Task description
Each record should be written out exactly as given.

[Records drawn from a dataset]

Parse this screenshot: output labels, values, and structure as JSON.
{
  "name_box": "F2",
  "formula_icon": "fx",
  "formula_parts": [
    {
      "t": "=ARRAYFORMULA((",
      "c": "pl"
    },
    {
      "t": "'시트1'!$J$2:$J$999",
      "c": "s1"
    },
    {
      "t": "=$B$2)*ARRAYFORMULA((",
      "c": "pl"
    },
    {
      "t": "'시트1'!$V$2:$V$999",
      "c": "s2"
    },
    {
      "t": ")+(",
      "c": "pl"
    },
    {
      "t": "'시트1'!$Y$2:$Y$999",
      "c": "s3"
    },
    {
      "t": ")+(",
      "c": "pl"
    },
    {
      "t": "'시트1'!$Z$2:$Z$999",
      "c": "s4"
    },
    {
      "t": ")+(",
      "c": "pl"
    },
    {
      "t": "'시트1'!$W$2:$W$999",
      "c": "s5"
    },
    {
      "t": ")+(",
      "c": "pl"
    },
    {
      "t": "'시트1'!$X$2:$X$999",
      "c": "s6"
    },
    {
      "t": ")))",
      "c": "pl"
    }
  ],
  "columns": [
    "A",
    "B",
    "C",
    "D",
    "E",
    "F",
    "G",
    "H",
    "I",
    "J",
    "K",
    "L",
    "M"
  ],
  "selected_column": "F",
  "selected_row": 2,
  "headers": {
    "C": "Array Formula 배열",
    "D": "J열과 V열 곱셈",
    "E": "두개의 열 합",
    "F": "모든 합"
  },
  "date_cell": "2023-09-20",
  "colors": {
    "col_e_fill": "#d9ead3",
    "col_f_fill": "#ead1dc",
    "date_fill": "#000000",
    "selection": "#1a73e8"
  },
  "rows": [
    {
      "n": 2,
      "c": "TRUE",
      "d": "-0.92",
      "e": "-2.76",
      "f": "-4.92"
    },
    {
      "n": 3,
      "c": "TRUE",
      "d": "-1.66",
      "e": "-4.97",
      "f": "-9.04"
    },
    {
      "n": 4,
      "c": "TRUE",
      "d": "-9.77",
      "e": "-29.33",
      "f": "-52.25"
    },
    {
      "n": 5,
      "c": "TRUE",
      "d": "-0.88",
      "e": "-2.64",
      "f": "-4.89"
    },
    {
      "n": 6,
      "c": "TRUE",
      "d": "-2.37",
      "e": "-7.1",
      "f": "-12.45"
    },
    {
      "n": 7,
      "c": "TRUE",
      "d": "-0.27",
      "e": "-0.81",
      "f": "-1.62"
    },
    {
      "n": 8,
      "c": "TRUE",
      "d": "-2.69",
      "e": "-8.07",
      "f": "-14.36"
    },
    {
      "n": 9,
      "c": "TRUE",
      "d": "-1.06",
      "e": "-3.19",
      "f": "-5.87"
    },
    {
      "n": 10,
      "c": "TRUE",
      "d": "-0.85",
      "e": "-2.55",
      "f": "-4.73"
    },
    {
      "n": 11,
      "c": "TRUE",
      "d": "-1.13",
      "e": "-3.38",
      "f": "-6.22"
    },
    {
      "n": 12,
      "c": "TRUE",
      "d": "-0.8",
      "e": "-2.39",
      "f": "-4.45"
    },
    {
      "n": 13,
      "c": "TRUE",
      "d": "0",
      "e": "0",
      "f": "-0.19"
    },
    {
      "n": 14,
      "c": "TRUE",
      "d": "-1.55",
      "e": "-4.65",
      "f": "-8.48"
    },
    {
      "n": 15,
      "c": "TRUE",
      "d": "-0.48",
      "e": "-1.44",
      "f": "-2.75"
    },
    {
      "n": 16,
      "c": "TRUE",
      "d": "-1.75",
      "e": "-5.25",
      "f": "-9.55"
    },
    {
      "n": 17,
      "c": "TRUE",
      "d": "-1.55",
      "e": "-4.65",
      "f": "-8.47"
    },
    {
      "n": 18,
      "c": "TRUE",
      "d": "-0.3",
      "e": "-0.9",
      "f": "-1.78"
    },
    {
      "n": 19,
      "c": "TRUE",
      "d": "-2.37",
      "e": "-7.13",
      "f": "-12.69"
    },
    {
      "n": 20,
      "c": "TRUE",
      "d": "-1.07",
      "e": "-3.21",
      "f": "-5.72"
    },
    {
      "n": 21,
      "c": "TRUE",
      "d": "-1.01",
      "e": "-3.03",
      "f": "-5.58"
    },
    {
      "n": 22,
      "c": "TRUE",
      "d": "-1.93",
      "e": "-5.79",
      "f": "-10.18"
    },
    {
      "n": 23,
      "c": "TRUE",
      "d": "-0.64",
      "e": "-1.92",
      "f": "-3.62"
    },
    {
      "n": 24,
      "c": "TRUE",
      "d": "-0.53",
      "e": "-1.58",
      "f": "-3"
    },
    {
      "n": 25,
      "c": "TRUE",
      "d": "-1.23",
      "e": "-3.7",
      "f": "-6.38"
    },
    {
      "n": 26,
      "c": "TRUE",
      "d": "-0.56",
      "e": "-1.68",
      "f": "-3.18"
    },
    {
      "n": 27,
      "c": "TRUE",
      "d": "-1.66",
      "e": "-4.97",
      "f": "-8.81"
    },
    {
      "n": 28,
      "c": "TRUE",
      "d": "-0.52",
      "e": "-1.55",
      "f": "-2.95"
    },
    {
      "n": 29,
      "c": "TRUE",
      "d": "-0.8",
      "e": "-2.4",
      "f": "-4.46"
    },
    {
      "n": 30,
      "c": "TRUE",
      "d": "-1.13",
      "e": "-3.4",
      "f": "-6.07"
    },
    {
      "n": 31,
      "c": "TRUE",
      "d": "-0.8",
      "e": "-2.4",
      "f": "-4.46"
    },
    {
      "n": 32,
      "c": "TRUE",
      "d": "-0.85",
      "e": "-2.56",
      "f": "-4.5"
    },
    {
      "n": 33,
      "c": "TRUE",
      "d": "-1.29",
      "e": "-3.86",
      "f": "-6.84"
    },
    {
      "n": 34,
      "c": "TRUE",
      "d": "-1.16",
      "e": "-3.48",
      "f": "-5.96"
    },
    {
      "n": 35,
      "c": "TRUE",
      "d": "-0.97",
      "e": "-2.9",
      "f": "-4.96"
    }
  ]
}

Exercise solution
Parse this screenshot: output labels, values, and structure as JSON.
{
  "name_box": "F2",
  "formula_icon": "fx",
  "formula_parts": [
    {
      "t": "=ARRAYFORMULA((",
      "c": "pl"
    },
    {
      "t": "'시트1'!$J$2:$J$999",
      "c": "s1"
    },
    {
      "t": "=$B$2)*ARRAYFORMULA((",
      "c": "pl"
    },
    {
      "t": "'시트1'!$V$2:$V$999",
      "c": "s2"
    },
    {
      "t": ")+(",
      "c": "pl"
    },
    {
      "t": "'시트1'!$Y$2:$Y$999",
      "c": "s3"
    },
    {
      "t": ")+(",
      "c": "pl"
    },
    {
      "t": "'시트1'!$Z$2:$Z$999",
      "c": "s4"
    },
    {
      "t": ")+(",
      "c": "pl"
    },
    {
      "t": "'시트1'!$W$2:$W$999",
      "c": "s5"
    },
    {
      "t": ")+(",
      "c": "pl"
    },
    {
      "t": "'시트1'!$X$2:$X$999",
      "c": "s6"
    },
    {
      "t": ")))",
      "c": "pl"
    }
  ],
  "columns": [
    "A",
    "B",
    "C",
    "D",
    "E",
    "F",
    "G",
    "H",
    "I",
    "J",
    "K",
    "L",
    "M"
  ],
  "selected_column": "F",
  "selected_row": 2,
  "headers": {
    "C": "Array Formula 배열",
    "D": "J열과 V열 곱셈",
    "E": "두개의 열 합",
    "F": "모든 합"
  },
  "date_cell": "2023-09-20",
  "colors": {
    "col_e_fill": "#d9ead3",
    "col_f_fill": "#ead1dc",
    "date_fill": "#000000",
    "selection": "#1a73e8"
  },
  "rows": [
    {
      "n": 2,
      "c": "TRUE",
      "d": "-0.92",
      "e": "-2.76",
      "f": "-4.92"
    },
    {
      "n": 3,
      "c": "TRUE",
      "d": "-1.66",
      "e": "-4.97",
      "f": "-9.04"
    },
    {
      "n": 4,
      "c": "TRUE",
      "d": "-9.77",
      "e": "-29.33",
      "f": "-52.25"
    },
    {
      "n": 5,
      "c": "TRUE",
      "d": "-0.88",
      "e": "-2.64",
      "f": "-4.89"
    },
    {
      "n": 6,
      "c": "TRUE",
      "d": "-2.37",
      "e": "-7.1",
      "f": "-12.45"
    },
    {
      "n": 7,
      "c": "TRUE",
      "d": "-0.27",
      "e": "-0.81",
      "f": "-1.62"
    },
    {
      "n": 8,
      "c": "TRUE",
      "d": "-2.69",
      "e": "-8.07",
      "f": "-14.36"
    },
    {
      "n": 9,
      "c": "TRUE",
      "d": "-1.06",
      "e": "-3.19",
      "f": "-5.87"
    },
    {
      "n": 10,
      "c": "TRUE",
      "d": "-0.85",
      "e": "-2.55",
      "f": "-4.73"
    },
    {
      "n": 11,
      "c": "TRUE",
      "d": "-1.13",
      "e": "-3.38",
      "f": "-6.22"
    },
    {
      "n": 12,
      "c": "TRUE",
      "d": "-0.8",
      "e": "-2.39",
      "f": "-4.45"
    },
    {
      "n": 13,
      "c": "TRUE",
      "d": "0",
      "e": "0",
      "f": "-0.19"
    },
    {
      "n": 14,
      "c": "TRUE",
      "d": "-1.55",
      "e": "-4.65",
      "f": "-8.48"
    },
    {
      "n": 15,
      "c": "TRUE",
      "d": "-0.48",
      "e": "-1.44",
      "f": "-2.75"
    },
    {
      "n": 16,
      "c": "TRUE",
      "d": "-1.75",
      "e": "-5.25",
      "f": "-9.55"
    },
    {
      "n": 17,
      "c": "TRUE",
      "d": "-1.55",
      "e": "-4.65",
      "f": "-8.47"
    },
    {
      "n": 18,
      "c": "TRUE",
      "d": "-0.3",
      "e": "-0.9",
      "f": "-1.78"
    },
    {
      "n": 19,
      "c": "TRUE",
      "d": "-2.37",
      "e": "-7.13",
      "f": "-12.69"
    },
    {
      "n": 20,
      "c": "TRUE",
      "d": "-1.07",
      "e": "-3.21",
      "f": "-5.72"
    },
    {
      "n": 21,
      "c": "TRUE",
      "d": "-1.01",
      "e": "-3.03",
      "f": "-5.58"
    },
    {
      "n": 22,
      "c": "TRUE",
      "d": "-1.93",
      "e": "-5.79",
      "f": "-10.18"
    },
    {
      "n": 23,
      "c": "TRUE",
      "d": "-0.64",
      "e": "-1.92",
      "f": "-3.62"
    },
    {
      "n": 24,
      "c": "TRUE",
      "d": "-0.53",
      "e": "-1.58",
      "f": "-3"
    },
    {
      "n": 25,
      "c": "TRUE",
      "d": "-1.23",
      "e": "-3.7",
      "f": "-6.38"
    },
    {
      "n": 26,
      "c": "TRUE",
      "d": "-0.56",
      "e": "-1.68",
      "f": "-3.18"
    },
    {
      "n": 27,
      "c": "TRUE",
      "d": "-1.66",
      "e": "-4.97",
      "f": "-8.81"
    },
    {
      "n": 28,
      "c": "TRUE",
      "d": "-0.52",
      "e": "-1.55",
      "f": "-2.95"
    },
    {
      "n": 29,
      "c": "TRUE",
      "d": "-0.8",
      "e": "-2.4",
      "f": "-4.46"
    },
    {
      "n": 30,
      "c": "TRUE",
      "d": "-1.13",
      "e": "-3.4",
      "f": "-6.07"
    },
    {
      "n": 31,
      "c": "TRUE",
      "d": "-0.8",
      "e": "-2.4",
      "f": "-4.46"
    },
    {
      "n": 32,
      "c": "TRUE",
      "d": "-0.85",
      "e": "-2.56",
      "f": "-4.5"
    },
    {
      "n": 33,
      "c": "TRUE",
      "d": "-1.29",
      "e": "-3.86",
      "f": "-6.84"
    },
    {
      "n": 34,
      "c": "TRUE",
      "d": "-1.16",
      "e": "-3.48",
      "f": "-5.96"
    },
    {
      "n": 35,
      "c": "TRUE",
      "d": "-0.97",
      "e": "-2.9",
      "f": "-4.96"
    }
  ]
}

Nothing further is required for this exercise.